I did theater for a long time. Twenty-three musicals a long time.
So, when I started working in the youth services department, I didn’t think that storytimes wouldn’t be too much of a stretch.
I had experience singing, dancing, and storytelling in front of crowds of people, so why would 20-some children and their caregivers be any different?
But I was wrong.
What I quickly learned was, storytime isn’t theater, it's improv.
Not improv in the sense that I was making things up as I went (I promise I prepare for my storytimes), but in the sense of working together as a team.
I am coming up on four years of being an improv teacher, and one of my biggest points has always revolved around improv as an act of co-creation.
It is the idea that each individual on a team gives “offers” to their partners, who will then build upon that offer by saying “yes, and.”
The infamous Tina Fey often talks about how the rules of improv apply to things like life and business, but applying them to my library programming is truly what changed the way I work.
You can apply these same principles of improv to enrich your home storytimes, too!
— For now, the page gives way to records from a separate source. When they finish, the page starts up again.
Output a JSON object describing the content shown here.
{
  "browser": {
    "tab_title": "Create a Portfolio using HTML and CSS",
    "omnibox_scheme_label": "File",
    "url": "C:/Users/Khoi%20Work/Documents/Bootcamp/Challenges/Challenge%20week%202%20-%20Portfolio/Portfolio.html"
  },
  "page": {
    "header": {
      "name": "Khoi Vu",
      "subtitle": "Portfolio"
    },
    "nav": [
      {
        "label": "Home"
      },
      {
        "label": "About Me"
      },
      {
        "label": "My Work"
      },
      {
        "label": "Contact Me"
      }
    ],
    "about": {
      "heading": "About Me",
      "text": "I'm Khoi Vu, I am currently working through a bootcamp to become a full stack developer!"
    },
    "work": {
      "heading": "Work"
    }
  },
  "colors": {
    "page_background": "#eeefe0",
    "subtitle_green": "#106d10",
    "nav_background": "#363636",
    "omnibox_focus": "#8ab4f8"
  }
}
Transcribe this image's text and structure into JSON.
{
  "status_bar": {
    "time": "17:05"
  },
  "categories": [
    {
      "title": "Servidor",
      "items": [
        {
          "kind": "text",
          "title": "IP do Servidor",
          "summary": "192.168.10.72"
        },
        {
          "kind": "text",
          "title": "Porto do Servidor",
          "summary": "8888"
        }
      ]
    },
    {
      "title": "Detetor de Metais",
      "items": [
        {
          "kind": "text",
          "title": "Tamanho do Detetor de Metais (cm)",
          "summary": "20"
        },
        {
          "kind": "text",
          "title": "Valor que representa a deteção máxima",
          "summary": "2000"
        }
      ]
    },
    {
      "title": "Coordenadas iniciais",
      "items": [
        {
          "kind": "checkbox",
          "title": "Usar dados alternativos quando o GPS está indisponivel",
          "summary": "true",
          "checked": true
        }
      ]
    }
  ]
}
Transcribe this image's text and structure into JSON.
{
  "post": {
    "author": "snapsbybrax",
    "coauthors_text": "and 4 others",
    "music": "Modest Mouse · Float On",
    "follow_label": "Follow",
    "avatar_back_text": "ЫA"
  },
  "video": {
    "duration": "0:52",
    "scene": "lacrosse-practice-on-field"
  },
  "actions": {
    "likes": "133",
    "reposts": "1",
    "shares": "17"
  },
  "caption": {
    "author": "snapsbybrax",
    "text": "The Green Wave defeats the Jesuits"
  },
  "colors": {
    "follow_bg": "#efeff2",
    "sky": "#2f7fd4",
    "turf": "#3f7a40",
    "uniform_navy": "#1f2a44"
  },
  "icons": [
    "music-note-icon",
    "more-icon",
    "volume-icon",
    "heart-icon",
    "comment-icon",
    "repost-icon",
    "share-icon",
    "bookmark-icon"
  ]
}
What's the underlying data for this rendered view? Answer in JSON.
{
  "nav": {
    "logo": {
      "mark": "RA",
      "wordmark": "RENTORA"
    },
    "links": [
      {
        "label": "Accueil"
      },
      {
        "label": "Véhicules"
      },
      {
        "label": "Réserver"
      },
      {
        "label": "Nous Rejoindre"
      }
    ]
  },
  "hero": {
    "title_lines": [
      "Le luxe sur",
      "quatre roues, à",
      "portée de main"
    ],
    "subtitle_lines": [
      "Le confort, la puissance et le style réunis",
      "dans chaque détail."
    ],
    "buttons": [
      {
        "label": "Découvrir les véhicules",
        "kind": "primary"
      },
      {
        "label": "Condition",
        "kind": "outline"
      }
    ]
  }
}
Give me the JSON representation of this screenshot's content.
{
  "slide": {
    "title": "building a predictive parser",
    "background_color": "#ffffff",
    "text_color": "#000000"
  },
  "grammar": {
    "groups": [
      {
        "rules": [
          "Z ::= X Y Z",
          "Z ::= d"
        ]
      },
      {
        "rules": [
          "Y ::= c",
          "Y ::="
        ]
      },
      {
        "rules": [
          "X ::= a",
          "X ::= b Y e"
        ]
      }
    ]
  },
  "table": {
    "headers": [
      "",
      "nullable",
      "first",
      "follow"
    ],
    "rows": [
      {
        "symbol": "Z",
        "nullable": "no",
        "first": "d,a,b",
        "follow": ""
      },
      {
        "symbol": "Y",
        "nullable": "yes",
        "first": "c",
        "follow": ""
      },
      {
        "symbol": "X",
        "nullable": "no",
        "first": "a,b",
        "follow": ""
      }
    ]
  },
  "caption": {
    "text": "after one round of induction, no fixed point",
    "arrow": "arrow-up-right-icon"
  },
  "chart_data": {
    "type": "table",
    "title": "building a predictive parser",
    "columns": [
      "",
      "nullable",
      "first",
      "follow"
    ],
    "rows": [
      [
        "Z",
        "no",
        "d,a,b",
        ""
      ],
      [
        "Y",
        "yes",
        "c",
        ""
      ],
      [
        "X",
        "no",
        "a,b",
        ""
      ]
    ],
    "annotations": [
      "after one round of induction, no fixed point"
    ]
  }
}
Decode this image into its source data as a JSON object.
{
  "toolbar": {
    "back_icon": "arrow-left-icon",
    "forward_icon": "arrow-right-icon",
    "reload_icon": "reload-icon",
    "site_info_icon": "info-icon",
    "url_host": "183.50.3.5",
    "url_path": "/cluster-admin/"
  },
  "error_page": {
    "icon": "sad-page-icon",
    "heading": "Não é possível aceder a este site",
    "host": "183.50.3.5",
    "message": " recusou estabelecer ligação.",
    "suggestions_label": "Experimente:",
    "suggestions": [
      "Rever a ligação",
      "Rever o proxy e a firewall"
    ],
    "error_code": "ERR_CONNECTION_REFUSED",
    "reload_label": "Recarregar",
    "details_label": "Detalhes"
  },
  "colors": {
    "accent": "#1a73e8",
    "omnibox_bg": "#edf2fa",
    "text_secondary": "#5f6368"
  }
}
Ceasing to view myself as a performer, and instead viewing myself as part of the team I am creating, helps me to say “yes, and” to my programs.
When a child crawls up to me and grabs the book I’m reading out of my hands, halting the entire storytime, instead of getting frustrated about the interruption, I can say
“Yes, I love this book so much too!”
When a caregiver is sitting on their phone during storytime instead of engaging with their child (a growing issue among storytime communities), I can create teamwork opportunities by encouraging dancing or movement that requires all of us, not just me.
By embracing the community that storytime creates, rather than focusing on the “Me-Show” that I thought it would be, I was able to reframe my expectations according to Tina Fey’s fourth rule of improv:
“There are no mistakes, only opportunities.”
Storytime is not the TV. That’s what makes it so great.
Whether at the library or at home on your living room couch, it is a way to engage in unique and new ways, with your child and with the people around you. (For more information on how Storytime encourages Early Literacy, take a look at Cheryl’s most recent blog post.)
If you’re interested in being a part of our storytime community, check out our calendar to see if we have a storytime that works for you.
And, of course, check out the list below for some of my tried and true storytime favorites to read together at home!
by Vikki VanSickle
The rhyming text and myriad of unique mythical animals from around the world that the main character imagines as her new pet, (raise your hand if you know what a kirin is) make this a great choice to introduce your child to new sounds and vocabulary.
by Deborah Underwood
Another engaging rhyming book featuring a space mechanic Cinderella and her pet robot mouse, Murgatroyd. All around fun, and may help encourage engineering skills in your little Cinderella to boot.
by Jessica Love
Beautifully illustrated, with sparse text, this book celebrates a child’s imagination and allows plentiful opportunities to make guesses with your child about “What will happen next?"
by Alex T. Smith
An African twist on an already known tale helps children develop their compare and contrast skills to discover how authors can rewrite the same story in different ways. Pair this one with a classic Little Red Riding Hood story from our nonfiction folktales section.
by Bob Shea
Okay, really any Bob Shea title is a great choice for you and your child to have a laugh together (Dinosaur vs. The Library is another great choice). I like how he changes font shapes and styles throughout his books to help heighten print awareness.
by Susan Middleton Elya
Bilingual, rhyming, gorgeous illustrations, AND a classic fairy tale retelling? This one hits all the marks. A great way to build Spanish vocabulary by using words that are easy to define via context clues, meaning you don't have to pause your story if you don't want to.